■ What the task asks ■
In the entries below, every line with the string "cyberagent" is to be reported.

■ Data excerpts ■
[Start of section]
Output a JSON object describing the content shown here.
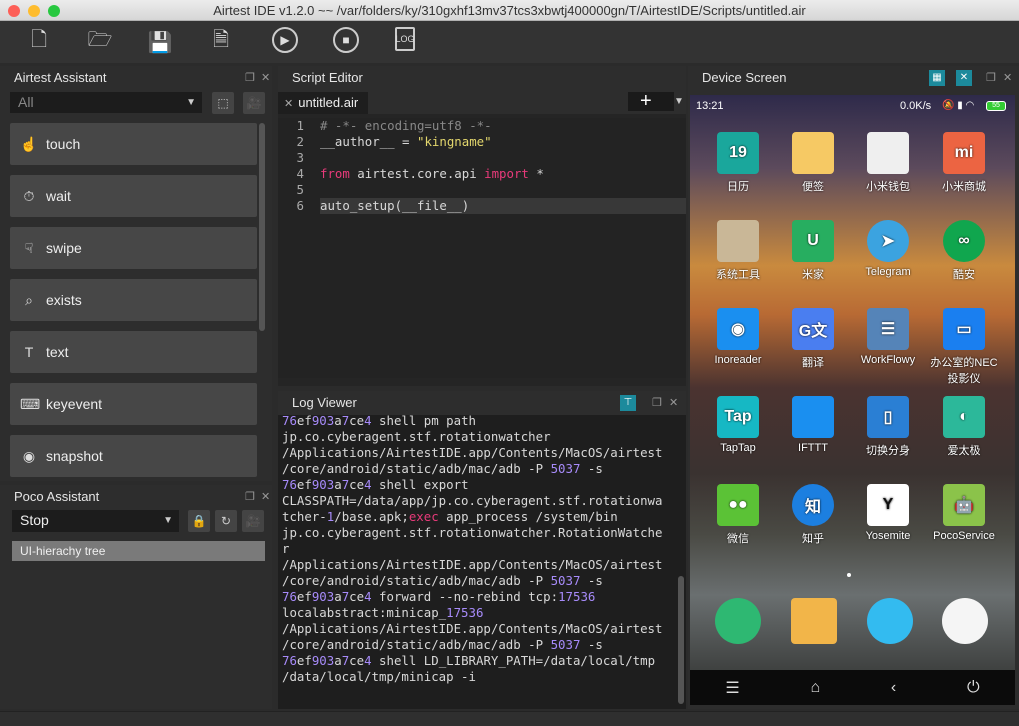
{
  "window": {
    "title": "Airtest IDE v1.2.0 ~~ /var/folders/ky/310gxhf13mv37tcs3xbwtj400000gn/T/AirtestIDE/Scripts/untitled.air"
  },
  "toolbar": {
    "buttons": [
      {
        "name": "new-file-icon",
        "glyph": "🗋"
      },
      {
        "name": "open-folder-icon",
        "glyph": "🗁"
      },
      {
        "name": "save-icon",
        "glyph": "💾"
      },
      {
        "name": "save-as-icon",
        "glyph": "🗎"
      },
      {
        "name": "run-icon",
        "glyph": "▶"
      },
      {
        "name": "stop-icon",
        "glyph": "■"
      },
      {
        "name": "log-icon",
        "glyph": "LOG"
      }
    ]
  },
  "airtest_assistant": {
    "title": "Airtest Assistant",
    "filter_value": "All",
    "items": [
      {
        "label": "touch",
        "icon": "☝"
      },
      {
        "label": "wait",
        "icon": "⏱"
      },
      {
        "label": "swipe",
        "icon": "☟"
      },
      {
        "label": "exists",
        "icon": "⌕"
      },
      {
        "label": "text",
        "icon": "T"
      },
      {
        "label": "keyevent",
        "icon": "⌨"
      },
      {
        "label": "snapshot",
        "icon": "◉"
      }
    ]
  },
  "poco_assistant": {
    "title": "Poco Assistant",
    "mode_value": "Stop",
    "tree_root": "UI-hierachy tree"
  },
  "script_editor": {
    "title": "Script Editor",
    "tab": "untitled.air",
    "lines": [
      [
        {
          "t": "# -*- encoding=utf8 -*-",
          "c": "cm"
        }
      ],
      [
        {
          "t": "__author__ = "
        },
        {
          "t": "\"kingname\"",
          "c": "str"
        }
      ],
      [],
      [
        {
          "t": "from",
          "c": "kw"
        },
        {
          "t": " airtest.core.api "
        },
        {
          "t": "import",
          "c": "kw"
        },
        {
          "t": " *"
        }
      ],
      [],
      [
        {
          "t": "auto_setup(__file__)"
        }
      ]
    ]
  },
  "log_viewer": {
    "title": "Log Viewer",
    "lines": [
      [
        {
          "t": "76",
          "c": "num"
        },
        {
          "t": "ef"
        },
        {
          "t": "903",
          "c": "num"
        },
        {
          "t": "a"
        },
        {
          "t": "7",
          "c": "num"
        },
        {
          "t": "ce"
        },
        {
          "t": "4",
          "c": "num"
        },
        {
          "t": " shell pm path"
        }
      ],
      [
        {
          "t": "jp.co.cyberagent.stf.rotationwatcher"
        }
      ],
      [
        {
          "t": "/Applications/AirtestIDE.app/Contents/MacOS/airtest"
        }
      ],
      [
        {
          "t": "/core/android/static/adb/mac/adb -P "
        },
        {
          "t": "5037",
          "c": "num"
        },
        {
          "t": " -s"
        }
      ],
      [
        {
          "t": "76",
          "c": "num"
        },
        {
          "t": "ef"
        },
        {
          "t": "903",
          "c": "num"
        },
        {
          "t": "a"
        },
        {
          "t": "7",
          "c": "num"
        },
        {
          "t": "ce"
        },
        {
          "t": "4",
          "c": "num"
        },
        {
          "t": " shell export"
        }
      ],
      [
        {
          "t": "CLASSPATH=/data/app/jp.co.cyberagent.stf.rotationwa"
        }
      ],
      [
        {
          "t": "tcher-"
        },
        {
          "t": "1",
          "c": "num"
        },
        {
          "t": "/base.apk;"
        },
        {
          "t": "exec",
          "c": "kw"
        },
        {
          "t": " app_process /system/bin"
        }
      ],
      [
        {
          "t": "jp.co.cyberagent.stf.rotationwatcher.RotationWatche"
        }
      ],
      [
        {
          "t": "r"
        }
      ],
      [
        {
          "t": "/Applications/AirtestIDE.app/Contents/MacOS/airtest"
        }
      ],
      [
        {
          "t": "/core/android/static/adb/mac/adb -P "
        },
        {
          "t": "5037",
          "c": "num"
        },
        {
          "t": " -s"
        }
      ],
      [
        {
          "t": "76",
          "c": "num"
        },
        {
          "t": "ef"
        },
        {
          "t": "903",
          "c": "num"
        },
        {
          "t": "a"
        },
        {
          "t": "7",
          "c": "num"
        },
        {
          "t": "ce"
        },
        {
          "t": "4",
          "c": "num"
        },
        {
          "t": " forward --no-rebind tcp:"
        },
        {
          "t": "17536",
          "c": "num"
        }
      ],
      [
        {
          "t": "localabstract:minicap_"
        },
        {
          "t": "17536",
          "c": "num"
        }
      ],
      [
        {
          "t": "/Applications/AirtestIDE.app/Contents/MacOS/airtest"
        }
      ],
      [
        {
          "t": "/core/android/static/adb/mac/adb -P "
        },
        {
          "t": "5037",
          "c": "num"
        },
        {
          "t": " -s"
        }
      ],
      [
        {
          "t": "76",
          "c": "num"
        },
        {
          "t": "ef"
        },
        {
          "t": "903",
          "c": "num"
        },
        {
          "t": "a"
        },
        {
          "t": "7",
          "c": "num"
        },
        {
          "t": "ce"
        },
        {
          "t": "4",
          "c": "num"
        },
        {
          "t": " shell LD_LIBRARY_PATH=/data/local/tmp"
        }
      ],
      [
        {
          "t": "/data/local/tmp/minicap -i"
        }
      ]
    ]
  },
  "device_screen": {
    "title": "Device Screen",
    "status_time": "13:21",
    "status_right": "0.0K/s",
    "battery": "55",
    "apps": [
      {
        "label": "日历",
        "glyph": "19",
        "color": "#1aa79c"
      },
      {
        "label": "便签",
        "glyph": "",
        "color": "#f6c964"
      },
      {
        "label": "小米钱包",
        "glyph": "",
        "color": "#efefef"
      },
      {
        "label": "小米商城",
        "glyph": "mi",
        "color": "#ec6442"
      },
      {
        "label": "系统工具",
        "glyph": "",
        "color": "#c9b797"
      },
      {
        "label": "米家",
        "glyph": "U",
        "color": "#27ae60"
      },
      {
        "label": "Telegram",
        "glyph": "➤",
        "color": "#3ba3e0"
      },
      {
        "label": "酷安",
        "glyph": "∞",
        "color": "#10a64e"
      },
      {
        "label": "Inoreader",
        "glyph": "◉",
        "color": "#1a8ff0"
      },
      {
        "label": "翻译",
        "glyph": "G文",
        "color": "#4a7ef0"
      },
      {
        "label": "WorkFlowy",
        "glyph": "☰",
        "color": "#5584b8"
      },
      {
        "label": "办公室的NEC投影仪",
        "glyph": "▭",
        "color": "#1a7ff0"
      },
      {
        "label": "TapTap",
        "glyph": "Tap",
        "color": "#16b8c4"
      },
      {
        "label": "IFTTT",
        "glyph": "",
        "color": "#1a8ff0"
      },
      {
        "label": "切换分身",
        "glyph": "▯",
        "color": "#2a7fd4"
      },
      {
        "label": "爱太极",
        "glyph": "◐",
        "color": "#2cb89a"
      },
      {
        "label": "微信",
        "glyph": "●●",
        "color": "#5bc236"
      },
      {
        "label": "知乎",
        "glyph": "知",
        "color": "#1c7fe0"
      },
      {
        "label": "Yosemite",
        "glyph": "Y",
        "color": "#ffffff"
      },
      {
        "label": "PocoService",
        "glyph": "🤖",
        "color": "#8bc34a"
      }
    ],
    "dock": [
      {
        "name": "phone-app",
        "color": "#2eb872"
      },
      {
        "name": "messages-app",
        "color": "#f2b549"
      },
      {
        "name": "browser-app",
        "color": "#33bbf0"
      },
      {
        "name": "camera-app",
        "color": "#f5f5f5"
      }
    ],
    "navbar": [
      {
        "name": "menu-icon",
        "glyph": "☰"
      },
      {
        "name": "home-icon",
        "glyph": "⌂"
      },
      {
        "name": "back-icon",
        "glyph": "‹"
      },
      {
        "name": "power-icon",
        "glyph": "⏻"
      }
    ]
  }
}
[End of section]
■ Expected output ■
          "t": "jp.co.cyberagent.stf.rotationwatcher"
          "t": "CLASSPATH=/data/app/jp.co.cyberagent.stf.rotationwa"
          "t": "jp.co.cyberagent.stf.rotationwatcher.RotationWatche"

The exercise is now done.